And that’s where our passage for today comes in. Knowing that we are loved like this, knowing all that God has done for us, coming to the astonishing realization that God would do this for us before we have given any thought to God—only then does Paul start to tell us how we should live in response to God’s extraordinary, death-defeating love for us.
Paul tells us that we have been adopted by God, and have become members of the family of Christ, and so there ought to be a family resemblance, a resemblance between our behavior towards one another and God’s behavior towards us.
It starts with love: “Let love be genuine … Love one another with mutual affection; outdo one another in showing honour.” And the list goes on: “Contribute to the needs of the saints; extend hospitality to strangers. Bless those who persecute you … weep with those who weep … Live in harmony with one another … live peaceably with all.”
All of these are actions which Paul says God has already done for us.
God loved us first; God honoured and hallowed human life, and given us tremendous gifts which we often have misused; God provided for our needs, and sought to bring us into loving relationship even before we had given any thought to God. God in Jesus did not retaliate against those who persecuted him; God in Jesus experienced the full measure of human suffering, and solidarity with those who weep. God in Jesus showed us how to love one another across every kind of difference.
These are the family values of the family that we have been adopted into; the values that should mark our behavior, too.
My husband Don has told about a time when he was growing up—so still a young person—and he did something he ought not to have done—as we all do from time to time—and he was preparing to go home to his parents to face the music.
Don says that what he feared most was not his father’s anger, or wrath. What he feared was a look in his father’s eyes—an expression of disappointment or sadness. That look was what broke young Don’s heart.
It was a look that said, “I love you so much, and I have done everything I could do to be the best parent I could be for you; I’ve held nothing back. Remember how much your mother and I love you, and let your actions be a reflection of that.”
It starts—and ends—with love.
That’s basically what Paul is trying to tell us in this passage. God has loved us without limit; as children of God, and members of Jesus’ family we are expected to do likewise.
We’re called to honour the presence of children, even when that is sometimes disruptive; we’re called to welcome strangers, and bring them into the fold. We’re called to help meet one another’s material needs; we’re called to walk with those who suffer, to be as Christ to them. We’re called to love one another across our differences. We’re even called to put up with preachy pastors. Why? Because God has done all this—and more—for us.
Let us pray:
Gracious God, during this time of worship give all of us the eyes to see what a great gift you have given us in giving us yourself in Jesus Christ. We who were far off have been brought near. We who were alienated from your love have been embraced by your saving love.

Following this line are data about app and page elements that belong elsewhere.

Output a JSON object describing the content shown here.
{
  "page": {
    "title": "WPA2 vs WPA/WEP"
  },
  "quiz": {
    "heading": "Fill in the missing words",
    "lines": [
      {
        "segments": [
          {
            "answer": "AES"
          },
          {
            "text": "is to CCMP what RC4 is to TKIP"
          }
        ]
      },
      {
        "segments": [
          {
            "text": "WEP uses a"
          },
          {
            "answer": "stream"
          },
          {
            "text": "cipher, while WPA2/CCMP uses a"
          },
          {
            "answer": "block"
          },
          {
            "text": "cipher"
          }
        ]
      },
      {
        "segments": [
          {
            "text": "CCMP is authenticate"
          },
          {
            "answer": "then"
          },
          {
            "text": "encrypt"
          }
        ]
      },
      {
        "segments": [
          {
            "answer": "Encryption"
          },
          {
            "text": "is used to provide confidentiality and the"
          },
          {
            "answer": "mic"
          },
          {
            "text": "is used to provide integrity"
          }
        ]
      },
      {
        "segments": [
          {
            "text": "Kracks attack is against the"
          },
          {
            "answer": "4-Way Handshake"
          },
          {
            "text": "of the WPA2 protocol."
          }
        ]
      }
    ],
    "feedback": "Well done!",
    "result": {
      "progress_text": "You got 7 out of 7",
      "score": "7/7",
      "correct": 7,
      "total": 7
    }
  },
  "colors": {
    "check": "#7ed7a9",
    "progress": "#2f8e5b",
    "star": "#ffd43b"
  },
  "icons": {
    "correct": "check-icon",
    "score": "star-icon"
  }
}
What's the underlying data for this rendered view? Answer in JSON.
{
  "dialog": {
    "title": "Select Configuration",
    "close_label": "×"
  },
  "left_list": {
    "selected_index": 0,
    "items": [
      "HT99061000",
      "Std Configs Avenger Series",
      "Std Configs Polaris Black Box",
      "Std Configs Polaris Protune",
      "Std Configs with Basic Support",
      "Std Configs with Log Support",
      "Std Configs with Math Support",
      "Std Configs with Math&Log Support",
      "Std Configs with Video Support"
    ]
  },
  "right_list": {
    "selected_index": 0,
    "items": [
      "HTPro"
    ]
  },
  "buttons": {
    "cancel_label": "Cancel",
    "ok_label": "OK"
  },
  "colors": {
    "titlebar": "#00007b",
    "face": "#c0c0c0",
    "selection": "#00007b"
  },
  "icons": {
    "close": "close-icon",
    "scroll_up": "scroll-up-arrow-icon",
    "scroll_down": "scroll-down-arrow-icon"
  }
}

We who didn’t really know who we were have been named and claimed by you.
And after we have worshipped, after we’ve said what we need to say to you and have tried to listen to what you have to say to us, send us forth, confident that you go with us, sure that we have been given the gifts we need to be faithful to you in thought, word, and deed. Amen.
Rev. Dr. Jeff Seaton reserves all rights © 2017. You are welcome to use, copy, edit or reproduce this sermon with copyright attached. Publication is prohibited.
 Will Willimon, Pulpit Resource.